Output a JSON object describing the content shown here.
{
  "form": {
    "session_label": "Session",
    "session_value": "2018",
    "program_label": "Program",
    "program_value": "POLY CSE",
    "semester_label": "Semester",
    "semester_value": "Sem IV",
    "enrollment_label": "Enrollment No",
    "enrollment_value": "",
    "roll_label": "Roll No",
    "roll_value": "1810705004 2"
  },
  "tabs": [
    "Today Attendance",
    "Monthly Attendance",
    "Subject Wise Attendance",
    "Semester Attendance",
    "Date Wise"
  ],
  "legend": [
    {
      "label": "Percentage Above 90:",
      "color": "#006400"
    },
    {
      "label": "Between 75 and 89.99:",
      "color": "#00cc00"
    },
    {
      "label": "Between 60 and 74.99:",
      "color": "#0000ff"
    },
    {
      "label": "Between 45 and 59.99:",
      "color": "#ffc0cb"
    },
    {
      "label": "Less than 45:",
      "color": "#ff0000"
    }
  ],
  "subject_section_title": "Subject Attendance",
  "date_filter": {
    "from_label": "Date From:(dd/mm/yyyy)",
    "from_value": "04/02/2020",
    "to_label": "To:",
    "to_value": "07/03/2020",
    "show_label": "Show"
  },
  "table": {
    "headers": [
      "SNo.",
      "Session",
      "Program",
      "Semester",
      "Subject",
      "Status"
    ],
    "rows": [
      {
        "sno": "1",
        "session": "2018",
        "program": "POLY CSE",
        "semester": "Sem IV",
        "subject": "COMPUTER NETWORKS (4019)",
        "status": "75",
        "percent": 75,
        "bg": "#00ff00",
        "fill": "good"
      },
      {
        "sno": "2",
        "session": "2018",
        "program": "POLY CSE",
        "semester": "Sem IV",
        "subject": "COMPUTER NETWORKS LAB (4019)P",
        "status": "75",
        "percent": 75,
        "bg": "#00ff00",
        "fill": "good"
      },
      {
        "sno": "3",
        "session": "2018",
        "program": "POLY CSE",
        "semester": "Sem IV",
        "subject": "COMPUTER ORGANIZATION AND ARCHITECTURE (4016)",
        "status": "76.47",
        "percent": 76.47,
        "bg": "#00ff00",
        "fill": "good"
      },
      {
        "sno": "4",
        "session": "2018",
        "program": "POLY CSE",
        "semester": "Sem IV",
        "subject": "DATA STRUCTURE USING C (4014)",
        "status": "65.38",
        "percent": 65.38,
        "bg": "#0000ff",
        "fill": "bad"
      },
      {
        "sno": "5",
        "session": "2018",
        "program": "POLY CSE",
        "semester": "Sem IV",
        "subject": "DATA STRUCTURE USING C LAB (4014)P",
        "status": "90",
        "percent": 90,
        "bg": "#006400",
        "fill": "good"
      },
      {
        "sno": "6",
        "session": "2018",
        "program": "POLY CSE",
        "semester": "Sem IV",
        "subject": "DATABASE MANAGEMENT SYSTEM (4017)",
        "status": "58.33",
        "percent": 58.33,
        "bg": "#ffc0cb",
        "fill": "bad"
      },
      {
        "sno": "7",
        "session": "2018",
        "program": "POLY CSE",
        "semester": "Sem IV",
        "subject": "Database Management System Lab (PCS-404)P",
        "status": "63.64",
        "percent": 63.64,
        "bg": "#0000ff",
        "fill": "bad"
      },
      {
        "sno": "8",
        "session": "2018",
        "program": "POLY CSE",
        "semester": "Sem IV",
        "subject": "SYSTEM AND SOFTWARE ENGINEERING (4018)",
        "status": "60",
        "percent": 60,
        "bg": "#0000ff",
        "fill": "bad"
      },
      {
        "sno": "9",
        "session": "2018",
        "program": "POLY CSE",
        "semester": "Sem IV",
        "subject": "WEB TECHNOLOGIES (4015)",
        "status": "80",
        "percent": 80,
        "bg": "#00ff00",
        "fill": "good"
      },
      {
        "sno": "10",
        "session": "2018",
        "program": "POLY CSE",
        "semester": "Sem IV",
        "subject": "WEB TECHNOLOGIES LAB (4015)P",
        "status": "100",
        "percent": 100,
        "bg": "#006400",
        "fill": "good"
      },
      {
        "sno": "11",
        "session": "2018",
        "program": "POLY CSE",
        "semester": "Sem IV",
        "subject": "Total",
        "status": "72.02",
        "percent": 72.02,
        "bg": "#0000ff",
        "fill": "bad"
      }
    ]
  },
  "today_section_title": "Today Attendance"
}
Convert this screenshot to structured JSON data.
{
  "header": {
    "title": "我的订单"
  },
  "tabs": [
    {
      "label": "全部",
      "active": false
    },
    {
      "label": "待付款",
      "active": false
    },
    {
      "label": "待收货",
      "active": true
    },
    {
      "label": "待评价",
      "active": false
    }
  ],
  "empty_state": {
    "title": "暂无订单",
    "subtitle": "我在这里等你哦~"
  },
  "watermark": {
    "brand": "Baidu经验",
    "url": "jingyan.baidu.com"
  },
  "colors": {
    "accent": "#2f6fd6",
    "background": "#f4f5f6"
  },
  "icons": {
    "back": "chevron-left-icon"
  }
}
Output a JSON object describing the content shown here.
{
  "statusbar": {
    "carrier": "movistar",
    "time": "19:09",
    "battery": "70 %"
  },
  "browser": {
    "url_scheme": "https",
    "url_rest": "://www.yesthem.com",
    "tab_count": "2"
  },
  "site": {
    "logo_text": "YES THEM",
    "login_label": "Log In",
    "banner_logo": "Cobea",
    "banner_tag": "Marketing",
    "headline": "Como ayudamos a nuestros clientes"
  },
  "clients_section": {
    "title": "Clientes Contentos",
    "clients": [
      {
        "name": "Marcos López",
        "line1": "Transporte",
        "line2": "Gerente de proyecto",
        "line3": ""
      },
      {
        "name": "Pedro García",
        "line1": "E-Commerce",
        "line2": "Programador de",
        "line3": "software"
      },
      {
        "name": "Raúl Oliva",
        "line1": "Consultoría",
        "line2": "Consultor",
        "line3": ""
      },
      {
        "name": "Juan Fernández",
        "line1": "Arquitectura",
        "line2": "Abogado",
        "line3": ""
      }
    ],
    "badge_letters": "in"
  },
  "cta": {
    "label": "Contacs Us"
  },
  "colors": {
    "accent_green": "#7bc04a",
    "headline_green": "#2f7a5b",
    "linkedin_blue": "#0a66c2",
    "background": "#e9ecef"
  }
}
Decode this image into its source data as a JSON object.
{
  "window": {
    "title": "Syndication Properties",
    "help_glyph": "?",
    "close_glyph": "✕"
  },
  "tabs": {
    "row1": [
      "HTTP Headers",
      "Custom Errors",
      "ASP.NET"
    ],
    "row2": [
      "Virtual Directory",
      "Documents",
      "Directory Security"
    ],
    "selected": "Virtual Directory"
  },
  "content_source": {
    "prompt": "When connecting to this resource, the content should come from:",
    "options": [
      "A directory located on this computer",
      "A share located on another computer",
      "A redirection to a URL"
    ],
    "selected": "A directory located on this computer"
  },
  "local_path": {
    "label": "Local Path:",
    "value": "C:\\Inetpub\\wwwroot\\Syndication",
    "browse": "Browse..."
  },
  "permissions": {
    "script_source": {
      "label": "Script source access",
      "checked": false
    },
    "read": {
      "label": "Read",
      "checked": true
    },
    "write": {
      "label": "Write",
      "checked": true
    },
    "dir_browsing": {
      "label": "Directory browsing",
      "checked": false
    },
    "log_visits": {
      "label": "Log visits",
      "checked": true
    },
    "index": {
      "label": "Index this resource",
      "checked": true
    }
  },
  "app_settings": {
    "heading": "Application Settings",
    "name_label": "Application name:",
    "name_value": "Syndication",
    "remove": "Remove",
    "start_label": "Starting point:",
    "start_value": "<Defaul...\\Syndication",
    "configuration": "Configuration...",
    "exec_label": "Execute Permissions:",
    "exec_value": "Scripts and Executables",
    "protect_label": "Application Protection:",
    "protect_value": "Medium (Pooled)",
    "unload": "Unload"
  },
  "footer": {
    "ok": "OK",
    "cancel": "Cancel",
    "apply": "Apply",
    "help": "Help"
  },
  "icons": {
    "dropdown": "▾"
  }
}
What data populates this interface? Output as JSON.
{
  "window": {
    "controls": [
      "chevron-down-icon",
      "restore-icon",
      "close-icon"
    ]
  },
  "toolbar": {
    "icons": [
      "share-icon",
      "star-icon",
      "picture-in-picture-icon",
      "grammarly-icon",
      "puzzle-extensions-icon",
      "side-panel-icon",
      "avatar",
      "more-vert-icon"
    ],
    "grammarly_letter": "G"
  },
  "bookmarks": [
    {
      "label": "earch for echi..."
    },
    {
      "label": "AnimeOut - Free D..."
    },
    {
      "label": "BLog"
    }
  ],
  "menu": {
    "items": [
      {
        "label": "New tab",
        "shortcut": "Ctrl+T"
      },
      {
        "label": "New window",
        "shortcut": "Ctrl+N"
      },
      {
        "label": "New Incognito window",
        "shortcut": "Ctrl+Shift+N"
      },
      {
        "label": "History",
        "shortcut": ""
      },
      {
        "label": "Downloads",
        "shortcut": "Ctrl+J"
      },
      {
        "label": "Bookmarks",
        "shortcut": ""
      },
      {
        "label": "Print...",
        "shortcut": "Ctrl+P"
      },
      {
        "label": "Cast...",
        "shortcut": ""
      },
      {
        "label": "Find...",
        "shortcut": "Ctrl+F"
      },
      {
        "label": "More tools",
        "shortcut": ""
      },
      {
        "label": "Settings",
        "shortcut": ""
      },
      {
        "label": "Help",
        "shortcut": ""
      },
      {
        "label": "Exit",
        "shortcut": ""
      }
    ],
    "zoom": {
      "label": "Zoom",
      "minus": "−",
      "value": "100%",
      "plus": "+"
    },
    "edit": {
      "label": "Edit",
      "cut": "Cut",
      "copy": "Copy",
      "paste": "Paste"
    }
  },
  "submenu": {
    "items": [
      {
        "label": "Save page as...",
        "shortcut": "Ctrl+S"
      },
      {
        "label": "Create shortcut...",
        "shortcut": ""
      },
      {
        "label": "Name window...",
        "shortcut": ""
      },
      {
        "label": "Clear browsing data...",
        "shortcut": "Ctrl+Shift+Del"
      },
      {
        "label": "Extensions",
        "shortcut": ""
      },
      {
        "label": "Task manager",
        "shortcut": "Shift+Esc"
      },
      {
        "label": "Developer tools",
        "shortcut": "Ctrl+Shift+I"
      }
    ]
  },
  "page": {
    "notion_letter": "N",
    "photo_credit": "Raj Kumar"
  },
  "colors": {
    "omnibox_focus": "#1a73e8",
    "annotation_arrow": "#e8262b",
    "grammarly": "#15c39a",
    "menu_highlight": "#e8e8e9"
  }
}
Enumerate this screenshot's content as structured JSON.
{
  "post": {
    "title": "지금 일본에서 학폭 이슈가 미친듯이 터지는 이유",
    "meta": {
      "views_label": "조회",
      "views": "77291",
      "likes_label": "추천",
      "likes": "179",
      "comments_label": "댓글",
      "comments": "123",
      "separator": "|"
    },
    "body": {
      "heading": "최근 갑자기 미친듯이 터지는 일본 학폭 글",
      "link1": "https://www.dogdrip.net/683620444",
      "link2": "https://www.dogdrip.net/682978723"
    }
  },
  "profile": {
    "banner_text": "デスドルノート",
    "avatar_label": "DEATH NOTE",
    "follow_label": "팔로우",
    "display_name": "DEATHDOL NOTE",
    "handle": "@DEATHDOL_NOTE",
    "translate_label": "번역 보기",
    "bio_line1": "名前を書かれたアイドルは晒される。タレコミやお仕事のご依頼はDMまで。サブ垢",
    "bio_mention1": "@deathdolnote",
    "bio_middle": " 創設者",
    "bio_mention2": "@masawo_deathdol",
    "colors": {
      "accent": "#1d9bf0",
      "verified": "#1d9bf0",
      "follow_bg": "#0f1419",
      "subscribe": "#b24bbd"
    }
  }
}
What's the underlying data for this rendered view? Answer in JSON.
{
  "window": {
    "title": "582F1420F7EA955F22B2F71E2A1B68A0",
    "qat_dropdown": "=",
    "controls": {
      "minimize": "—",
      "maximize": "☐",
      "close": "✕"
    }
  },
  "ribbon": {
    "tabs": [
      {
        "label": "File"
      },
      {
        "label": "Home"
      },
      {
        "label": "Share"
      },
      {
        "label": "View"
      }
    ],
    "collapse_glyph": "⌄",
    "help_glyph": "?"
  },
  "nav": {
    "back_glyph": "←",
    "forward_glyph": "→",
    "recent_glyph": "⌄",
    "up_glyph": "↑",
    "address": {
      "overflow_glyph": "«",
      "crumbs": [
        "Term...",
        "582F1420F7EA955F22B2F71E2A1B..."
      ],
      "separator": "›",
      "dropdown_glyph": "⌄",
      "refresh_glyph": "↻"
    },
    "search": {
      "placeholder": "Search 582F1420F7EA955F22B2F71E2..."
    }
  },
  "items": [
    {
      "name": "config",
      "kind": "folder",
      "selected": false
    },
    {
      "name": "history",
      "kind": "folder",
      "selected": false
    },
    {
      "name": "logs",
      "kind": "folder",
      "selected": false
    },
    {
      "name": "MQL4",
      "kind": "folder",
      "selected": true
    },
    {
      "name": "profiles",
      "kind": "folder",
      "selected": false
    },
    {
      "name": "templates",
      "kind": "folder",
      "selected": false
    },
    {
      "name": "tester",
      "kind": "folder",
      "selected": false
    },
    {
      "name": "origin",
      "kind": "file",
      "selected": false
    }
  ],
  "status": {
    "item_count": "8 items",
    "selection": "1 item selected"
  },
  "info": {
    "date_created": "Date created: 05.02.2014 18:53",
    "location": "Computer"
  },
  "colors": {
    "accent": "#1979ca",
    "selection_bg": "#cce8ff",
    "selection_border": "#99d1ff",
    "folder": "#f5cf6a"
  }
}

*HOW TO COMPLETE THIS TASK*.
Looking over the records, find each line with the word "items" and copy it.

*SOLUTION TO THE PROBLEM*.
    "items": [
    "items": [
  "items": [
    "item_count": "8 items",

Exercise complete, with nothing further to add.